[What to produce]:
Starting with the first line, output the data exactly through to the end.

[Supplied records]:
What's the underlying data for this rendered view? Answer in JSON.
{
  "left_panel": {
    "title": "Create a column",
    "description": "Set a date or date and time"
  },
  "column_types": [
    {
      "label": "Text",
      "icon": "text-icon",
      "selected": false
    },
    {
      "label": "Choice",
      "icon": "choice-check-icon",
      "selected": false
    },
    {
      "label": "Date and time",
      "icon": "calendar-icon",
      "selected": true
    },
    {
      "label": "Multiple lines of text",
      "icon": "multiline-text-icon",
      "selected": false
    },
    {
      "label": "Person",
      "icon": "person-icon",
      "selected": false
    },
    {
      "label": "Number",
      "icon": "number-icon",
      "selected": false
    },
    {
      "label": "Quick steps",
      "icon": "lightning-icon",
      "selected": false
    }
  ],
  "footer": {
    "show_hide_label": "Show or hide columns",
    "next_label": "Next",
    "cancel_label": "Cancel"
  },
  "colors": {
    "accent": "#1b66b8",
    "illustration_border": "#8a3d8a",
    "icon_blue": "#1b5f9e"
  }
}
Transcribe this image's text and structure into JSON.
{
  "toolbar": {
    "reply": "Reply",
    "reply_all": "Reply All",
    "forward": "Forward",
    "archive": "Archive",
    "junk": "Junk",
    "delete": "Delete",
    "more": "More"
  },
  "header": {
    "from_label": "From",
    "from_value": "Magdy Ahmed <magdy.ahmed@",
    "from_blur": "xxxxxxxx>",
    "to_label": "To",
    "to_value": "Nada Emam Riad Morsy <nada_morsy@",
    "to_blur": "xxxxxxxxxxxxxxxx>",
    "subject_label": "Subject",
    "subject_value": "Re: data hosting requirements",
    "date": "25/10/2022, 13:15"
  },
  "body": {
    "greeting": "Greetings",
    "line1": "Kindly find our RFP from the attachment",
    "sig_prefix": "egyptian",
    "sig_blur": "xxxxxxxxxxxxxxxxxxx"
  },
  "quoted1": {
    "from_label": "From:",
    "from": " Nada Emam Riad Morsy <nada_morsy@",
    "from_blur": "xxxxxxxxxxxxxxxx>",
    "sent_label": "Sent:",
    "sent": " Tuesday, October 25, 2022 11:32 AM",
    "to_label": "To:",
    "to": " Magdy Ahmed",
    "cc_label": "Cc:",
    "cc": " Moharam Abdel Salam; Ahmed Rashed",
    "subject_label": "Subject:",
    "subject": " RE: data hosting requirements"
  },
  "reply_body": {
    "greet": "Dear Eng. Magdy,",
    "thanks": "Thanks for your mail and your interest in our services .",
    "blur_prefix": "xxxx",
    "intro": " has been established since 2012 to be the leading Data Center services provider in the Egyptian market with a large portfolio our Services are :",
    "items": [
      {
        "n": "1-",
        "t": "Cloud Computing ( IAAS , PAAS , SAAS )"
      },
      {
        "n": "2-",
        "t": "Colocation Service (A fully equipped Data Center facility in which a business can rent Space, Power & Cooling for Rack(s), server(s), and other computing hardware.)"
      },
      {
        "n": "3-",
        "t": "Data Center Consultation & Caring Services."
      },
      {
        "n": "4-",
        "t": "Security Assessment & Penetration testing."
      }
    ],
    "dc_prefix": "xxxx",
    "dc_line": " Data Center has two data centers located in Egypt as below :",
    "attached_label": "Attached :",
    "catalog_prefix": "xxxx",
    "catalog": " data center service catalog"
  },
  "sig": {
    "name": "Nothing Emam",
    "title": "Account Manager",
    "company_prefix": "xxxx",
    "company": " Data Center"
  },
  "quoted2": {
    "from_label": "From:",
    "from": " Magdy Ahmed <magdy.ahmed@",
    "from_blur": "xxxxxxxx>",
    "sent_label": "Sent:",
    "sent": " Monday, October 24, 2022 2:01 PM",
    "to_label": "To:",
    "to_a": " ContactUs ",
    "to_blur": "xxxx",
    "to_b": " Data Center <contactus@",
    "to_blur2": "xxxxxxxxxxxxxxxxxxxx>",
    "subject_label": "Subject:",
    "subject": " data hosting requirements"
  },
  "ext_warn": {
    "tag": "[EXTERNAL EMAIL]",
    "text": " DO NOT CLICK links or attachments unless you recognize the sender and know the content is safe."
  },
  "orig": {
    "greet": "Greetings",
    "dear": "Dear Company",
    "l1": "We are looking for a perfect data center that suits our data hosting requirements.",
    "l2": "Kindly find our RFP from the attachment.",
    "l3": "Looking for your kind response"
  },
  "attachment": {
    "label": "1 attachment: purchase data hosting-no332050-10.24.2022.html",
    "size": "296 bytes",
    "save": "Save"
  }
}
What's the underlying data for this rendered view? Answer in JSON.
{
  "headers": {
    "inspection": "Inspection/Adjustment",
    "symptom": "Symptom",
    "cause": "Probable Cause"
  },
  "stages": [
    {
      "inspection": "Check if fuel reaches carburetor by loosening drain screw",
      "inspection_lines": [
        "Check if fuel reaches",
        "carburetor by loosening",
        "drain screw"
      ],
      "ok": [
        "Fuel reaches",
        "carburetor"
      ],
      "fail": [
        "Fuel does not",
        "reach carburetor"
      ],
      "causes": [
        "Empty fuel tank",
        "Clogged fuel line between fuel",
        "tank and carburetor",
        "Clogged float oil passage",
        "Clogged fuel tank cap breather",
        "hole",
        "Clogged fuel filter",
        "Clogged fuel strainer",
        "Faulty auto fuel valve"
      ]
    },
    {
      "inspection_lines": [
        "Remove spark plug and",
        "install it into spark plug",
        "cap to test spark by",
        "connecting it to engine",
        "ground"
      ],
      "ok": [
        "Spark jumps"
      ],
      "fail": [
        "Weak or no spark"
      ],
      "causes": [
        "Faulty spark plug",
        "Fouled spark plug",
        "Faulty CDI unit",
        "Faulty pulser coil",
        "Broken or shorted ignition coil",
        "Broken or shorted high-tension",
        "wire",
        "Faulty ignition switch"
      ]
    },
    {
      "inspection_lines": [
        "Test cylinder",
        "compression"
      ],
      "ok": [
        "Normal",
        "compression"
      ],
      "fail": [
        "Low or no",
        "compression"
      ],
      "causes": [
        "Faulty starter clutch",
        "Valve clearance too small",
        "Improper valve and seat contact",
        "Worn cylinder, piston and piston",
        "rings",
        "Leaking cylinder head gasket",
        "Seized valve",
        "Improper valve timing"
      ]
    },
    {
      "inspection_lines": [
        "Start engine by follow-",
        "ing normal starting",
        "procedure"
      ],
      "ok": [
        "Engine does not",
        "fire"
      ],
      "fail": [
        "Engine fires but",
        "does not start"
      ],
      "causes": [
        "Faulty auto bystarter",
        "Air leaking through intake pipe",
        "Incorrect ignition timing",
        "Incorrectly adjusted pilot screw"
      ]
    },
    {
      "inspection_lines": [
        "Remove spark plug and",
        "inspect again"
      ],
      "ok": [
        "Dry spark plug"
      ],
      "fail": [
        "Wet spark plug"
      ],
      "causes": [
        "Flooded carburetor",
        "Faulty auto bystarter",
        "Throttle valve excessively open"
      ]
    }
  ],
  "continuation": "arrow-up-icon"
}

[Answer section]:
What's the underlying data for this rendered view? Answer in JSON.
{
  "left_panel": {
    "title": "Create a column",
    "description": "Set a date or date and time"
  },
  "column_types": [
    {
      "label": "Text",
      "icon": "text-icon",
      "selected": false
    },
    {
      "label": "Choice",
      "icon": "choice-check-icon",
      "selected": false
    },
    {
      "label": "Date and time",
      "icon": "calendar-icon",
      "selected": true
    },
    {
      "label": "Multiple lines of text",
      "icon": "multiline-text-icon",
      "selected": false
    },
    {
      "label": "Person",
      "icon": "person-icon",
      "selected": false
    },
    {
      "label": "Number",
      "icon": "number-icon",
      "selected": false
    },
    {
      "label": "Quick steps",
      "icon": "lightning-icon",
      "selected": false
    }
  ],
  "footer": {
    "show_hide_label": "Show or hide columns",
    "next_label": "Next",
    "cancel_label": "Cancel"
  },
  "colors": {
    "accent": "#1b66b8",
    "illustration_border": "#8a3d8a",
    "icon_blue": "#1b5f9e"
  }
}
Transcribe this image's text and structure into JSON.
{
  "toolbar": {
    "reply": "Reply",
    "reply_all": "Reply All",
    "forward": "Forward",
    "archive": "Archive",
    "junk": "Junk",
    "delete": "Delete",
    "more": "More"
  },
  "header": {
    "from_label": "From",
    "from_value": "Magdy Ahmed <magdy.ahmed@",
    "from_blur": "xxxxxxxx>",
    "to_label": "To",
    "to_value": "Nada Emam Riad Morsy <nada_morsy@",
    "to_blur": "xxxxxxxxxxxxxxxx>",
    "subject_label": "Subject",
    "subject_value": "Re: data hosting requirements",
    "date": "25/10/2022, 13:15"
  },
  "body": {
    "greeting": "Greetings",
    "line1": "Kindly find our RFP from the attachment",
    "sig_prefix": "egyptian",
    "sig_blur": "xxxxxxxxxxxxxxxxxxx"
  },
  "quoted1": {
    "from_label": "From:",
    "from": " Nada Emam Riad Morsy <nada_morsy@",
    "from_blur": "xxxxxxxxxxxxxxxx>",
    "sent_label": "Sent:",
    "sent": " Tuesday, October 25, 2022 11:32 AM",
    "to_label": "To:",
    "to": " Magdy Ahmed",
    "cc_label": "Cc:",
    "cc": " Moharam Abdel Salam; Ahmed Rashed",
    "subject_label": "Subject:",
    "subject": " RE: data hosting requirements"
  },
  "reply_body": {
    "greet": "Dear Eng. Magdy,",
    "thanks": "Thanks for your mail and your interest in our services .",
    "blur_prefix": "xxxx",
    "intro": " has been established since 2012 to be the leading Data Center services provider in the Egyptian market with a large portfolio our Services are :",
    "items": [
      {
        "n": "1-",
        "t": "Cloud Computing ( IAAS , PAAS , SAAS )"
      },
      {
        "n": "2-",
        "t": "Colocation Service (A fully equipped Data Center facility in which a business can rent Space, Power & Cooling for Rack(s), server(s), and other computing hardware.)"
      },
      {
        "n": "3-",
        "t": "Data Center Consultation & Caring Services."
      },
      {
        "n": "4-",
        "t": "Security Assessment & Penetration testing."
      }
    ],
    "dc_prefix": "xxxx",
    "dc_line": " Data Center has two data centers located in Egypt as below :",
    "attached_label": "Attached :",
    "catalog_prefix": "xxxx",
    "catalog": " data center service catalog"
  },
  "sig": {
    "name": "Nothing Emam",
    "title": "Account Manager",
    "company_prefix": "xxxx",
    "company": " Data Center"
  },
  "quoted2": {
    "from_label": "From:",
    "from": " Magdy Ahmed <magdy.ahmed@",
    "from_blur": "xxxxxxxx>",
    "sent_label": "Sent:",
    "sent": " Monday, October 24, 2022 2:01 PM",
    "to_label": "To:",
    "to_a": " ContactUs ",
    "to_blur": "xxxx",
    "to_b": " Data Center <contactus@",
    "to_blur2": "xxxxxxxxxxxxxxxxxxxx>",
    "subject_label": "Subject:",
    "subject": " data hosting requirements"
  },
  "ext_warn": {
    "tag": "[EXTERNAL EMAIL]",
    "text": " DO NOT CLICK links or attachments unless you recognize the sender and know the content is safe."
  },
  "orig": {
    "greet": "Greetings",
    "dear": "Dear Company",
    "l1": "We are looking for a perfect data center that suits our data hosting requirements.",
    "l2": "Kindly find our RFP from the attachment.",
    "l3": "Looking for your kind response"
  },
  "attachment": {
    "label": "1 attachment: purchase data hosting-no332050-10.24.2022.html",
    "size": "296 bytes",
    "save": "Save"
  }
}
What's the underlying data for this rendered view? Answer in JSON.
{
  "headers": {
    "inspection": "Inspection/Adjustment",
    "symptom": "Symptom",
    "cause": "Probable Cause"
  },
  "stages": [
    {
      "inspection": "Check if fuel reaches carburetor by loosening drain screw",
      "inspection_lines": [
        "Check if fuel reaches",
        "carburetor by loosening",
        "drain screw"
      ],
      "ok": [
        "Fuel reaches",
        "carburetor"
      ],
      "fail": [
        "Fuel does not",
        "reach carburetor"
      ],
      "causes": [
        "Empty fuel tank",
        "Clogged fuel line between fuel",
        "tank and carburetor",
        "Clogged float oil passage",
        "Clogged fuel tank cap breather",
        "hole",
        "Clogged fuel filter",
        "Clogged fuel strainer",
        "Faulty auto fuel valve"
      ]
    },
    {
      "inspection_lines": [
        "Remove spark plug and",
        "install it into spark plug",
        "cap to test spark by",
        "connecting it to engine",
        "ground"
      ],
      "ok": [
        "Spark jumps"
      ],
      "fail": [
        "Weak or no spark"
      ],
      "causes": [
        "Faulty spark plug",
        "Fouled spark plug",
        "Faulty CDI unit",
        "Faulty pulser coil",
        "Broken or shorted ignition coil",
        "Broken or shorted high-tension",
        "wire",
        "Faulty ignition switch"
      ]
    },
    {
      "inspection_lines": [
        "Test cylinder",
        "compression"
      ],
      "ok": [
        "Normal",
        "compression"
      ],
      "fail": [
        "Low or no",
        "compression"
      ],
      "causes": [
        "Faulty starter clutch",
        "Valve clearance too small",
        "Improper valve and seat contact",
        "Worn cylinder, piston and piston",
        "rings",
        "Leaking cylinder head gasket",
        "Seized valve",
        "Improper valve timing"
      ]
    },
    {
      "inspection_lines": [
        "Start engine by follow-",
        "ing normal starting",
        "procedure"
      ],
      "ok": [
        "Engine does not",
        "fire"
      ],
      "fail": [
        "Engine fires but",
        "does not start"
      ],
      "causes": [
        "Faulty auto bystarter",
        "Air leaking through intake pipe",
        "Incorrect ignition timing",
        "Incorrectly adjusted pilot screw"
      ]
    },
    {
      "inspection_lines": [
        "Remove spark plug and",
        "inspect again"
      ],
      "ok": [
        "Dry spark plug"
      ],
      "fail": [
        "Wet spark plug"
      ],
      "causes": [
        "Flooded carburetor",
        "Faulty auto bystarter",
        "Throttle valve excessively open"
      ]
    }
  ],
  "continuation": "arrow-up-icon"
}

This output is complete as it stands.